  • Colleges will continue to be hit by high inflation through at least fiscal year 2024, according to a new analysis from Moody’s Investors Service.
  • Analysts predict that increasing costs of labor, food, utilities and construction will spur difficult decisions and force higher education leaders to reprioritize how they allocate resources.
  • Employee compensation will be the most difficult expense to manage in the coming years, as collective bargaining efforts seek to close the gap between wages and an increasing cost of living, analysts said. Employees are turning to work stoppages to secure increases above inflation and advocate for better terms for part-time and nontenured faculty, as well as graduate student workers, the analysis said.

Dive Insight:

Colleges’ operating costs increased 5.2% in the 2022 fiscal year, according to Commonfund’s Higher Education Price Index, or HEPI, an inflation index created specifically for colleges. But that increase lagged behind the consumer price index, which saw a jump of 9.1% over that same period. 

It is rare for the two metrics to diverge so significantly, Moody’s said.

The difference can be explained partly by faculty salaries, which rose the least among eight cost categories that HEPI evaluated.

Other reports found that employee wages didn’t keep up with rising costs. Full-time faculty wages decreased 5% in the 2021-22 academic year after adjusting for inflation, according to the American Association of University Professors. 

This wage stagnation, combined with reductions in benefits during the COVID-19 pandemic, have paved the way for the wave of labor strikes currently affecting higher education, according to the analysis.

Roughly two-thirds of most college budgets goes to labor costs, according to Moody’s. Service employees, though paid much less than teaching staff, received higher wage increases in fiscal 2022, gaining 8.6%.

The growth of colleges’ operating revenue was already straggling behind inflation prior to COVID. As pandemic-related federal relief aid dries up, institutions must reprioritize how they spend money.

Construction projects, for example, are taking the back seat at many colleges as leaders avoid breaking ground due to the increasing costs of material and labor, the analysis said.
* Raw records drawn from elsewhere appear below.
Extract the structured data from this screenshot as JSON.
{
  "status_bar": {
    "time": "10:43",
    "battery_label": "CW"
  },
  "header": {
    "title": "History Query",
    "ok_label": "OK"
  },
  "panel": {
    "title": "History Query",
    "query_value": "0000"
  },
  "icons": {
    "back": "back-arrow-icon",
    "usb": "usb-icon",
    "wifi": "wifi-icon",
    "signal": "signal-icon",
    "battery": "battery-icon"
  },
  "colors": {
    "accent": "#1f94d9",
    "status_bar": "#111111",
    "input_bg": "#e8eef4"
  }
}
The cost of borrowing money is also going up, and some colleges are financing student housing projects using 40-year loans, instead of the standard 30-year option.

Colleges also face rising food and energy costs. Food prices rose 6.7% year-over year in May, per the U.S. Bureau of Labor Statistics. And while energy prices declined 11.7%, they remain vulnerable to price volatility in the future, Moody’s said.
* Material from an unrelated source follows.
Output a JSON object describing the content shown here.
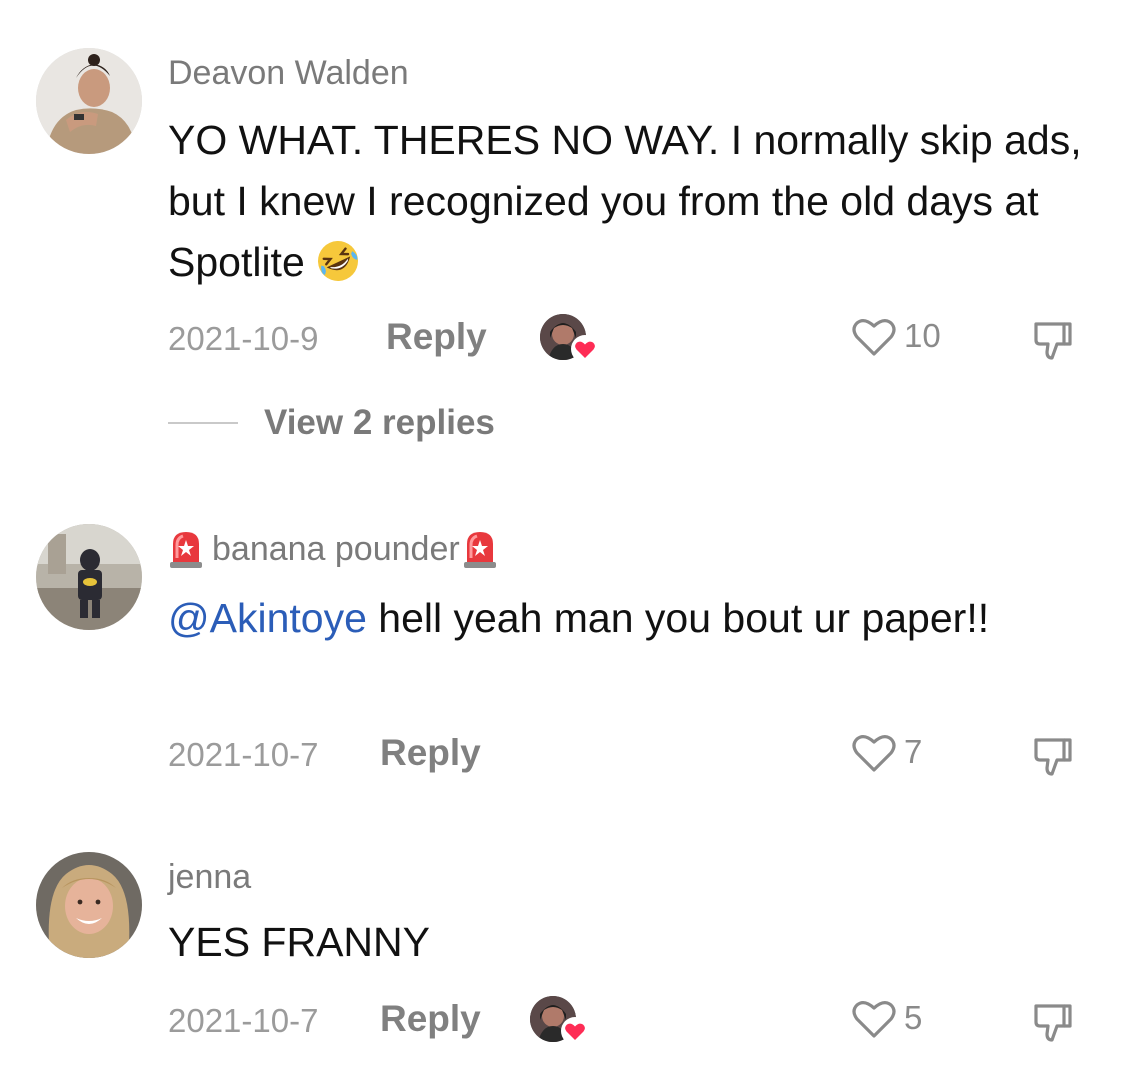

However, many institutions are hesitant to pass rising costs along to students amid a broader societal conversation about higher education’s affordability. And public colleges are often at the whims of their state’s legislature when setting tuition prices.

In fiscal 2022, student charges covered an average of 40% to 67% of colleges’ total operating revenue, the analysis said.